Work to complete » Repeat the entries that follow, exactly as they are written.

(Saved data entries)
#####

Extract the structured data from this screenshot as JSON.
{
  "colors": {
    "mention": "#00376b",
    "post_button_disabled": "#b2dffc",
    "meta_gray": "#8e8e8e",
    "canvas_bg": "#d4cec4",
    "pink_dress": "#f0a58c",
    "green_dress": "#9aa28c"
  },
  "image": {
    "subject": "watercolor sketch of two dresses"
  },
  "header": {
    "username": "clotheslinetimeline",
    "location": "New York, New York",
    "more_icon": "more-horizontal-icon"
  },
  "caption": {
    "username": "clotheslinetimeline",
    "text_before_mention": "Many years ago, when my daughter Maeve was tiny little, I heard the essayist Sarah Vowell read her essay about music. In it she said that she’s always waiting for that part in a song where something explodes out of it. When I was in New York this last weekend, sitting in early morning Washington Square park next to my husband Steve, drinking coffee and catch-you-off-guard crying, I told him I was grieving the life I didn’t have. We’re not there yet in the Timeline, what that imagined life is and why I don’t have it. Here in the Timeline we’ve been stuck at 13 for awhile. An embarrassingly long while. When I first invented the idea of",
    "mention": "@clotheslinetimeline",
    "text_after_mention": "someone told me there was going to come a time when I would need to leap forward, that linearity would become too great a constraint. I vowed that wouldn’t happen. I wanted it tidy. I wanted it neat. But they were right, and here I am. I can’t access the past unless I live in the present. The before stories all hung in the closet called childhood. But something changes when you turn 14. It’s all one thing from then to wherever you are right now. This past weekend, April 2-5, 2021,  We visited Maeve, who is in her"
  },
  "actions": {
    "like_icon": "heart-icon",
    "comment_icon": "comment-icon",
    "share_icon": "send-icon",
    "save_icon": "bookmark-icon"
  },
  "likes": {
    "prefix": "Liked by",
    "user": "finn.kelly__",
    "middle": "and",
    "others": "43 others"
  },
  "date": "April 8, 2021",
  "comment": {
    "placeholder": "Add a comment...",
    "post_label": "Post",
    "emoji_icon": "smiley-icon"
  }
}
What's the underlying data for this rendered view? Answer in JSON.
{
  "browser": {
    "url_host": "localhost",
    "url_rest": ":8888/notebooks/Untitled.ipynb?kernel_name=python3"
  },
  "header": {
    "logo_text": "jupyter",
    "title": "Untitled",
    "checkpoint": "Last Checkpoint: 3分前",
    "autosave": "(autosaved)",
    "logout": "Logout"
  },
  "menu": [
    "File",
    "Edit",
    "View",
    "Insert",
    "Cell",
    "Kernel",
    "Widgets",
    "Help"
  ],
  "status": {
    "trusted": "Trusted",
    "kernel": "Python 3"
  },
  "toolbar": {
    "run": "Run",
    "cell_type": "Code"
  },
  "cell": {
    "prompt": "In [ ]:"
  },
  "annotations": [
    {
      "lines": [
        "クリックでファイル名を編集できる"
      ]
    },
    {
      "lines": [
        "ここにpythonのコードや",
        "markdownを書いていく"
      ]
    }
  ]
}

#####

Answer to the exercise »
Extract the structured data from this screenshot as JSON.
{
  "colors": {
    "mention": "#00376b",
    "post_button_disabled": "#b2dffc",
    "meta_gray": "#8e8e8e",
    "canvas_bg": "#d4cec4",
    "pink_dress": "#f0a58c",
    "green_dress": "#9aa28c"
  },
  "image": {
    "subject": "watercolor sketch of two dresses"
  },
  "header": {
    "username": "clotheslinetimeline",
    "location": "New York, New York",
    "more_icon": "more-horizontal-icon"
  },
  "caption": {
    "username": "clotheslinetimeline",
    "text_before_mention": "Many years ago, when my daughter Maeve was tiny little, I heard the essayist Sarah Vowell read her essay about music. In it she said that she’s always waiting for that part in a song where something explodes out of it. When I was in New York this last weekend, sitting in early morning Washington Square park next to my husband Steve, drinking coffee and catch-you-off-guard crying, I told him I was grieving the life I didn’t have. We’re not there yet in the Timeline, what that imagined life is and why I don’t have it. Here in the Timeline we’ve been stuck at 13 for awhile. An embarrassingly long while. When I first invented the idea of",
    "mention": "@clotheslinetimeline",
    "text_after_mention": "someone told me there was going to come a time when I would need to leap forward, that linearity would become too great a constraint. I vowed that wouldn’t happen. I wanted it tidy. I wanted it neat. But they were right, and here I am. I can’t access the past unless I live in the present. The before stories all hung in the closet called childhood. But something changes when you turn 14. It’s all one thing from then to wherever you are right now. This past weekend, April 2-5, 2021,  We visited Maeve, who is in her"
  },
  "actions": {
    "like_icon": "heart-icon",
    "comment_icon": "comment-icon",
    "share_icon": "send-icon",
    "save_icon": "bookmark-icon"
  },
  "likes": {
    "prefix": "Liked by",
    "user": "finn.kelly__",
    "middle": "and",
    "others": "43 others"
  },
  "date": "April 8, 2021",
  "comment": {
    "placeholder": "Add a comment...",
    "post_label": "Post",
    "emoji_icon": "smiley-icon"
  }
}
What's the underlying data for this rendered view? Answer in JSON.
{
  "browser": {
    "url_host": "localhost",
    "url_rest": ":8888/notebooks/Untitled.ipynb?kernel_name=python3"
  },
  "header": {
    "logo_text": "jupyter",
    "title": "Untitled",
    "checkpoint": "Last Checkpoint: 3分前",
    "autosave": "(autosaved)",
    "logout": "Logout"
  },
  "menu": [
    "File",
    "Edit",
    "View",
    "Insert",
    "Cell",
    "Kernel",
    "Widgets",
    "Help"
  ],
  "status": {
    "trusted": "Trusted",
    "kernel": "Python 3"
  },
  "toolbar": {
    "run": "Run",
    "cell_type": "Code"
  },
  "cell": {
    "prompt": "In [ ]:"
  },
  "annotations": [
    {
      "lines": [
        "クリックでファイル名を編集できる"
      ]
    },
    {
      "lines": [
        "ここにpythonのコードや",
        "markdownを書いていく"
      ]
    }
  ]
}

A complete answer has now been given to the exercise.